■ SOURCE MATERIAL:
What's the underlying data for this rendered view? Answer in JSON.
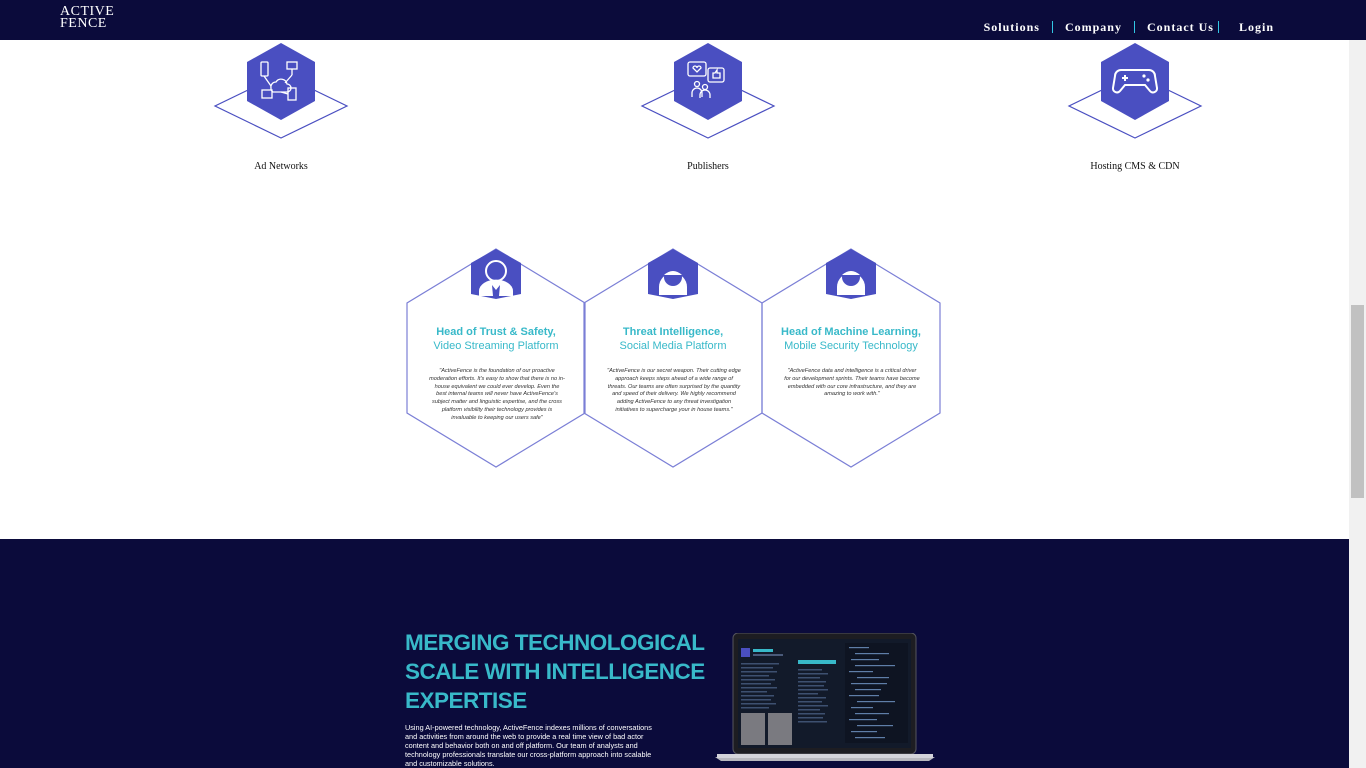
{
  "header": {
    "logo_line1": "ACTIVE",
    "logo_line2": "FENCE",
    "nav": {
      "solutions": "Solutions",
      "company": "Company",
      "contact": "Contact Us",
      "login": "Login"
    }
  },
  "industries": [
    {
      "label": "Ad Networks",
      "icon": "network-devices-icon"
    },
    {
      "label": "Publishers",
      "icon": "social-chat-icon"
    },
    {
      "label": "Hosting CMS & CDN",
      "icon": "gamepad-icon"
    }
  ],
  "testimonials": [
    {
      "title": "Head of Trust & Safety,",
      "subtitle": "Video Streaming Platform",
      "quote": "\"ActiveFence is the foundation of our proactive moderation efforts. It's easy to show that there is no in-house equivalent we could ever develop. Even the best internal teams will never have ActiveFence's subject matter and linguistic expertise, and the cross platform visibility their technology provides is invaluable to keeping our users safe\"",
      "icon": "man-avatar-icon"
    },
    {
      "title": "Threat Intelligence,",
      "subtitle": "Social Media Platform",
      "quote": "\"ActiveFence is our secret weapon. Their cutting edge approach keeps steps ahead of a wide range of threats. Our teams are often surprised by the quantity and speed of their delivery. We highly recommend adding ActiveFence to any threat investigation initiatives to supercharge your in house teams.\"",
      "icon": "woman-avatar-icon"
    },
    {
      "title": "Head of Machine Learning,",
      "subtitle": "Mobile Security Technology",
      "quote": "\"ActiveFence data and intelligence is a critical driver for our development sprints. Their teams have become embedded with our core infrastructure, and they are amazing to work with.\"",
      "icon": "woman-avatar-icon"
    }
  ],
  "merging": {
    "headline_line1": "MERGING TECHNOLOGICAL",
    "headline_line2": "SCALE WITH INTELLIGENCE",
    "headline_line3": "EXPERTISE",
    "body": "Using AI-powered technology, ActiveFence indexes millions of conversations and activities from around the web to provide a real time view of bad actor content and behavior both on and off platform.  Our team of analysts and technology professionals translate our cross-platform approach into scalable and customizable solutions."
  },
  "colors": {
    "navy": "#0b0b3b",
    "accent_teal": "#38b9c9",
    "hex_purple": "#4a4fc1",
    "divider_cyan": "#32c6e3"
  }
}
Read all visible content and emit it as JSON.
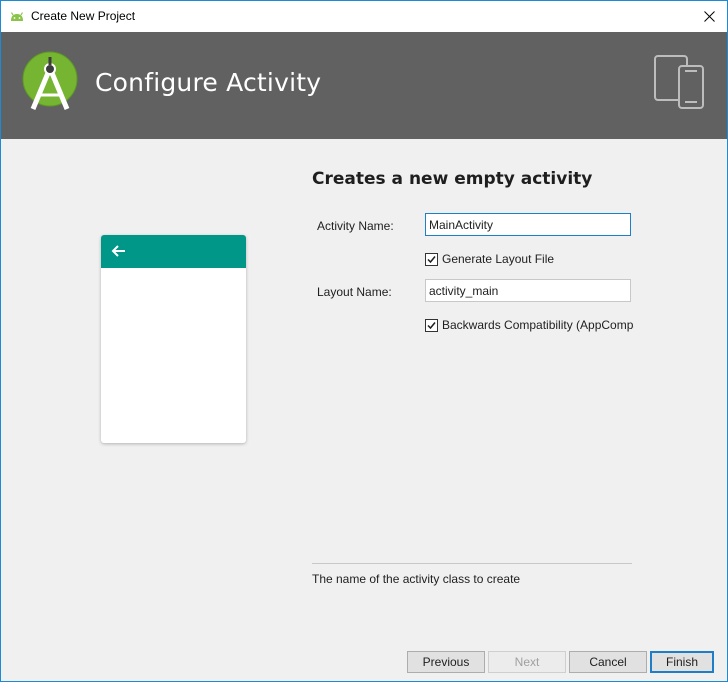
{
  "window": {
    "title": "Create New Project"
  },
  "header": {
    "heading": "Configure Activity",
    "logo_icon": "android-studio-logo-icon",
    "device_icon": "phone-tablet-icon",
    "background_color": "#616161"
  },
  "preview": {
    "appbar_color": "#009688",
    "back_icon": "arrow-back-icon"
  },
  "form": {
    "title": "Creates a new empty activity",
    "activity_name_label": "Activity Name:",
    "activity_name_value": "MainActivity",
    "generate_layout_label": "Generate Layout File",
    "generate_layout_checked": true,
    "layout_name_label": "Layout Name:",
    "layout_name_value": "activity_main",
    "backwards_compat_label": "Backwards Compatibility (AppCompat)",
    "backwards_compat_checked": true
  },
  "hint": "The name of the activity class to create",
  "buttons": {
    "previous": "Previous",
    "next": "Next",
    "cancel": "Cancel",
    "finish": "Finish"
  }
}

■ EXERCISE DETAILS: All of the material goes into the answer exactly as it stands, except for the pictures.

■ YOUR SOLUTION:
What's the underlying data for this rendered view? Answer in JSON.
{
  "header": {
    "logo_line1": "ACTIVE",
    "logo_line2": "FENCE",
    "nav": {
      "solutions": "Solutions",
      "company": "Company",
      "contact": "Contact Us",
      "login": "Login"
    }
  },
  "industries": [
    {
      "label": "Ad Networks",
      "icon": "network-devices-icon"
    },
    {
      "label": "Publishers",
      "icon": "social-chat-icon"
    },
    {
      "label": "Hosting CMS & CDN",
      "icon": "gamepad-icon"
    }
  ],
  "testimonials": [
    {
      "title": "Head of Trust & Safety,",
      "subtitle": "Video Streaming Platform",
      "quote": "\"ActiveFence is the foundation of our proactive moderation efforts. It's easy to show that there is no in-house equivalent we could ever develop. Even the best internal teams will never have ActiveFence's subject matter and linguistic expertise, and the cross platform visibility their technology provides is invaluable to keeping our users safe\"",
      "icon": "man-avatar-icon"
    },
    {
      "title": "Threat Intelligence,",
      "subtitle": "Social Media Platform",
      "quote": "\"ActiveFence is our secret weapon. Their cutting edge approach keeps steps ahead of a wide range of threats. Our teams are often surprised by the quantity and speed of their delivery. We highly recommend adding ActiveFence to any threat investigation initiatives to supercharge your in house teams.\"",
      "icon": "woman-avatar-icon"
    },
    {
      "title": "Head of Machine Learning,",
      "subtitle": "Mobile Security Technology",
      "quote": "\"ActiveFence data and intelligence is a critical driver for our development sprints. Their teams have become embedded with our core infrastructure, and they are amazing to work with.\"",
      "icon": "woman-avatar-icon"
    }
  ],
  "merging": {
    "headline_line1": "MERGING TECHNOLOGICAL",
    "headline_line2": "SCALE WITH INTELLIGENCE",
    "headline_line3": "EXPERTISE",
    "body": "Using AI-powered technology, ActiveFence indexes millions of conversations and activities from around the web to provide a real time view of bad actor content and behavior both on and off platform.  Our team of analysts and technology professionals translate our cross-platform approach into scalable and customizable solutions."
  },
  "colors": {
    "navy": "#0b0b3b",
    "accent_teal": "#38b9c9",
    "hex_purple": "#4a4fc1",
    "divider_cyan": "#32c6e3"
  }
}
Read all visible content and emit it as JSON.
{
  "window": {
    "title": "Create New Project"
  },
  "header": {
    "heading": "Configure Activity",
    "logo_icon": "android-studio-logo-icon",
    "device_icon": "phone-tablet-icon",
    "background_color": "#616161"
  },
  "preview": {
    "appbar_color": "#009688",
    "back_icon": "arrow-back-icon"
  },
  "form": {
    "title": "Creates a new empty activity",
    "activity_name_label": "Activity Name:",
    "activity_name_value": "MainActivity",
    "generate_layout_label": "Generate Layout File",
    "generate_layout_checked": true,
    "layout_name_label": "Layout Name:",
    "layout_name_value": "activity_main",
    "backwards_compat_label": "Backwards Compatibility (AppCompat)",
    "backwards_compat_checked": true
  },
  "hint": "The name of the activity class to create",
  "buttons": {
    "previous": "Previous",
    "next": "Next",
    "cancel": "Cancel",
    "finish": "Finish"
  }
}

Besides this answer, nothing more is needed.